Of course, if we need a grumpy Scrooge, we can’t do better than Artie. Growling and frowning his usual way through the show, he seems to take particular aim at Claudia, whom he calls “my dark imp”. Even as he researches “dark” Christmas legends, however, Claudia is doing research on him. After Leena explains that Artie’s father cut him off after Artie abandoned his piano career, Claudia decides to find Artie’s old piano. As it happens, Artie’s father Isadore (Judd Hirsch, Numb3rs) comes with the deal, but only after Claudia tells him that Artie is dying. Artie is outraged to find his father in his house, but softens when Claudia tells him that his father is dying. Of course all this lying will backfire, as Joshua warns his sister, but when it does, it does so with Artie’s typical acid wit. What could have renewed the bitterness between Artie and his father turns into a mutual how-awful-is-Claudia session, capped by reminiscences of a family that would make Gomez Addams wince.
“You’re familiar with presents, right? We Earthlings exchange them as a sign of affection and gratitude.” —Claudia
We end, of course, on a feast worthy of the end of A Christmas Carol. As Leena carries in a turkey the size of a small ostrich, Myka and Pete are squabbling over the presents. Claudia has already given everyone a T-shirt emblazoned with the artifact that tried to kill them: Leena gets the Pearl of Wisdom, Myka gets Man Ray’s Camera, and so forth. It’s not only a clever tie-in to the rest of the show, it’s good marketing. I imagine copies of those T-shirts are already on sale somewhere. Artie consents to play his piano for his father, but of course Isadore cannot resist correcting his son’s fingering technique. And as they settle down to the meal, Isadore teases Claudia, saying that the “annoying Gentile” should say grace. So she responds, naturally, in Hebrew. It’s that kind of deft turn that makes every one of these episodes a comedy of manners, so rare to find on television anywhere.
Joshua: You are going to hell.
Claudia: I know!
The little touches that decorate every episode of Warehouse 13 were not lacking here. From Pete saying “Kirk out” as he flips the Farnsworth shut, to the Grand Tetons jokes, to Joshua miming a hangman’s noose to warn his sister, every scene had at least one clever moment. The weird battle between Pete and Myka, and the animated nutcracker soldiers, was one of the more surreal scenes I’ve watched in this surreal show.

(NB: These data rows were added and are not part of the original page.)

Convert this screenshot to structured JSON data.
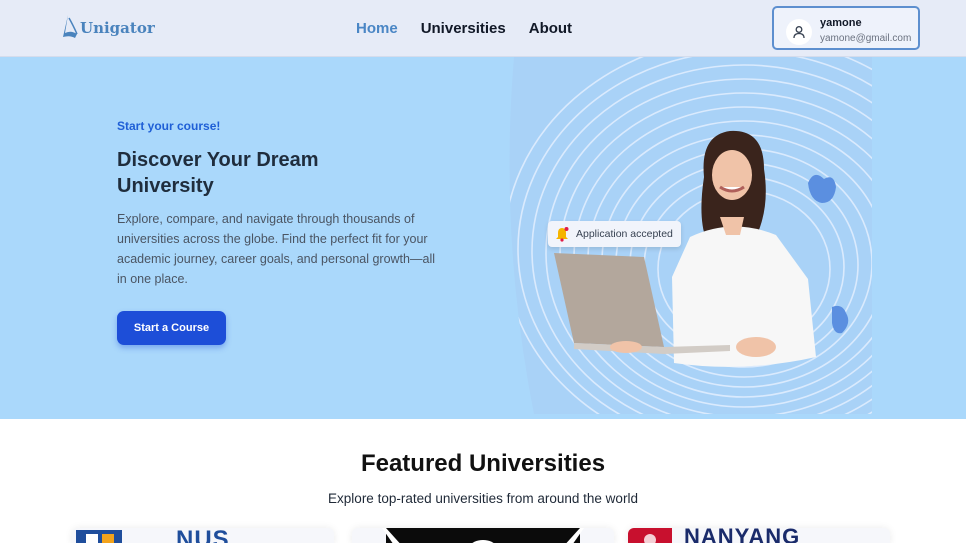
{
  "header": {
    "logo_text": "Unigator",
    "nav": [
      {
        "label": "Home",
        "active": true
      },
      {
        "label": "Universities",
        "active": false
      },
      {
        "label": "About",
        "active": false
      }
    ],
    "user": {
      "name": "yamone",
      "email": "yamone@gmail.com"
    }
  },
  "hero": {
    "eyebrow": "Start your course!",
    "title": "Discover Your Dream University",
    "description": "Explore, compare, and navigate through thousands of universities across the globe. Find the perfect fit for your academic journey, career goals, and personal growth—all in one place.",
    "cta_label": "Start a Course",
    "toast_text": "Application accepted"
  },
  "featured": {
    "title": "Featured Universities",
    "subtitle": "Explore top-rated universities from around the world",
    "cards": [
      {
        "logo_text": "NUS"
      },
      {
        "logo_text": ""
      },
      {
        "logo_text": "NANYANG"
      }
    ]
  },
  "colors": {
    "accent": "#1d4ed8",
    "nav_active": "#4a86c5",
    "hero_bg": "#aad8fb",
    "header_bg": "#e6ebf7"
  },
  "icons": [
    "logo-icon",
    "user-icon",
    "bell-icon"
  ]
}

Even the credits reflected the holiday mood: Pete’s picture sat behind a jack-in-the-box, Artie’s behind a dreidl, and Claudia’s next to a candy cane. Joshua’s teasing with Claudia stole the show, as did Isadore’s classic noodging of his son. Who knew there was a man on this planet grumpier than Artie? Judd Hirsch was perfect as the nagging and adoring papa too proud to admit his pride in his son. And as much as I love Eddie McClintock and Joanne Kelly, I have to say that once again Allison Scagliotti’s Claudia absolutely stole the show.
All in all, this episode was a little snowglobe of adorability, isolated from any continuity with the rest of the show, a one-off that amused and warmed, like a mug of hot cocoa next to a fire. The next episode ofWarehouse 13 is months away, but this was a nice little bite of candy to tide us over. Despite being a one-off, out of sequence, out of continuity, and not very heavily promoted, it still drew over two million viewers, for a 1.3/2 household rating and a 0.7/2 rating for the 18-to-49 demographic. These are excellent numbers for Syfy, and blew the usual Tuesday ratings for Stargate Universe out of the water. I look forward to the next season ofWarehouse 13 with all the anticipation kids reserve for Christmas morning.